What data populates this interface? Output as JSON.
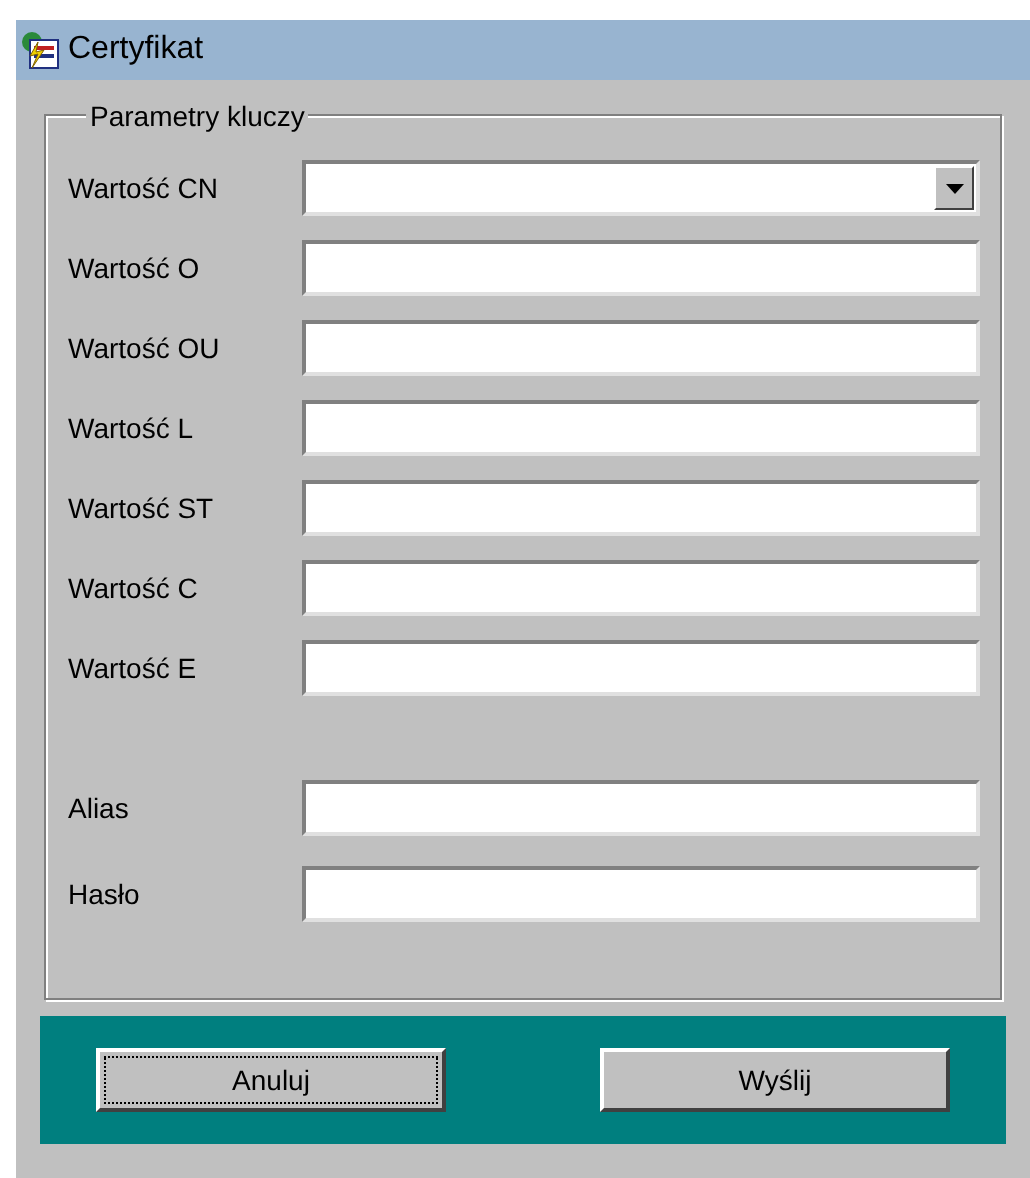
{
  "window": {
    "title": "Certyfikat"
  },
  "group": {
    "title": "Parametry kluczy",
    "fields": [
      {
        "label": "Wartość CN",
        "kind": "combo"
      },
      {
        "label": "Wartość O",
        "kind": "text"
      },
      {
        "label": "Wartość OU",
        "kind": "text"
      },
      {
        "label": "Wartość L",
        "kind": "text"
      },
      {
        "label": "Wartość ST",
        "kind": "text"
      },
      {
        "label": "Wartość C",
        "kind": "text"
      },
      {
        "label": "Wartość E",
        "kind": "text"
      }
    ],
    "credentials": [
      {
        "label": "Alias"
      },
      {
        "label": "Hasło"
      }
    ]
  },
  "buttons": [
    {
      "label": "Anuluj",
      "focused": true
    },
    {
      "label": "Wyślij",
      "focused": false
    }
  ]
}
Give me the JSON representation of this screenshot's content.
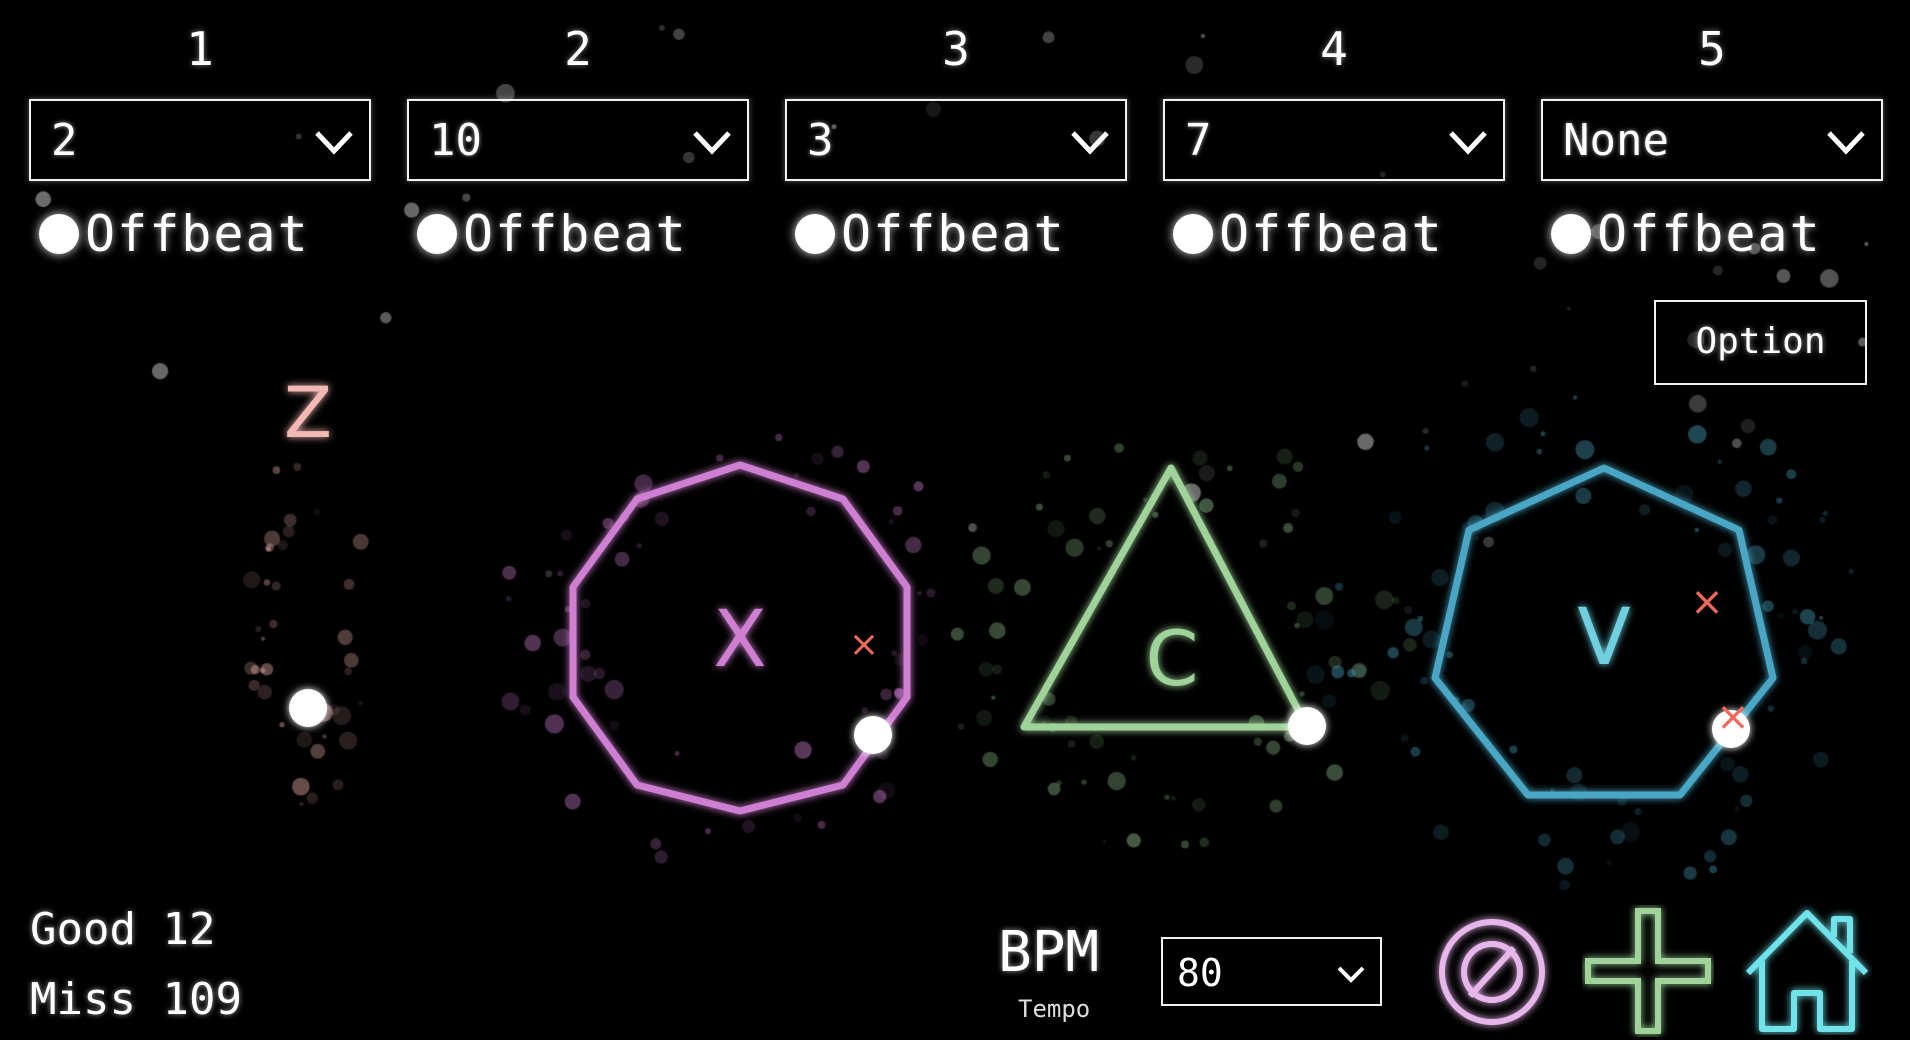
{
  "columns": [
    {
      "number": "1",
      "value": "2",
      "offbeat_label": "Offbeat"
    },
    {
      "number": "2",
      "value": "10",
      "offbeat_label": "Offbeat"
    },
    {
      "number": "3",
      "value": "3",
      "offbeat_label": "Offbeat"
    },
    {
      "number": "4",
      "value": "7",
      "offbeat_label": "Offbeat"
    },
    {
      "number": "5",
      "value": "None",
      "offbeat_label": "Offbeat"
    }
  ],
  "option_label": "Option",
  "pads": {
    "z": {
      "label": "Z",
      "color": "#f2b8b4"
    },
    "x": {
      "label": "X",
      "color": "#cf7fd1"
    },
    "c": {
      "label": "C",
      "color": "#9fd39a"
    },
    "v": {
      "label": "V",
      "color": "#4aa6c4"
    }
  },
  "miss_mark_color": "#f06a5a",
  "score": {
    "good_label": "Good",
    "good_value": "12",
    "miss_label": "Miss",
    "miss_value": "109"
  },
  "bpm": {
    "label": "BPM",
    "sub_label": "Tempo",
    "value": "80"
  },
  "icons": {
    "clear": "clear-circle-icon",
    "add": "plus-icon",
    "home": "home-icon"
  }
}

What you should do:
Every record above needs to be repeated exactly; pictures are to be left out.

Exercise output:
What data populates this interface? Output as JSON.
{
  "window": {
    "title": "Certyfikat"
  },
  "group": {
    "title": "Parametry kluczy",
    "fields": [
      {
        "label": "Wartość CN",
        "kind": "combo"
      },
      {
        "label": "Wartość O",
        "kind": "text"
      },
      {
        "label": "Wartość OU",
        "kind": "text"
      },
      {
        "label": "Wartość L",
        "kind": "text"
      },
      {
        "label": "Wartość ST",
        "kind": "text"
      },
      {
        "label": "Wartość C",
        "kind": "text"
      },
      {
        "label": "Wartość E",
        "kind": "text"
      }
    ],
    "credentials": [
      {
        "label": "Alias"
      },
      {
        "label": "Hasło"
      }
    ]
  },
  "buttons": [
    {
      "label": "Anuluj",
      "focused": true
    },
    {
      "label": "Wyślij",
      "focused": false
    }
  ]
}
Give me the JSON representation of this screenshot's content.
{
  "columns": [
    {
      "number": "1",
      "value": "2",
      "offbeat_label": "Offbeat"
    },
    {
      "number": "2",
      "value": "10",
      "offbeat_label": "Offbeat"
    },
    {
      "number": "3",
      "value": "3",
      "offbeat_label": "Offbeat"
    },
    {
      "number": "4",
      "value": "7",
      "offbeat_label": "Offbeat"
    },
    {
      "number": "5",
      "value": "None",
      "offbeat_label": "Offbeat"
    }
  ],
  "option_label": "Option",
  "pads": {
    "z": {
      "label": "Z",
      "color": "#f2b8b4"
    },
    "x": {
      "label": "X",
      "color": "#cf7fd1"
    },
    "c": {
      "label": "C",
      "color": "#9fd39a"
    },
    "v": {
      "label": "V",
      "color": "#4aa6c4"
    }
  },
  "miss_mark_color": "#f06a5a",
  "score": {
    "good_label": "Good",
    "good_value": "12",
    "miss_label": "Miss",
    "miss_value": "109"
  },
  "bpm": {
    "label": "BPM",
    "sub_label": "Tempo",
    "value": "80"
  },
  "icons": {
    "clear": "clear-circle-icon",
    "add": "plus-icon",
    "home": "home-icon"
  }
}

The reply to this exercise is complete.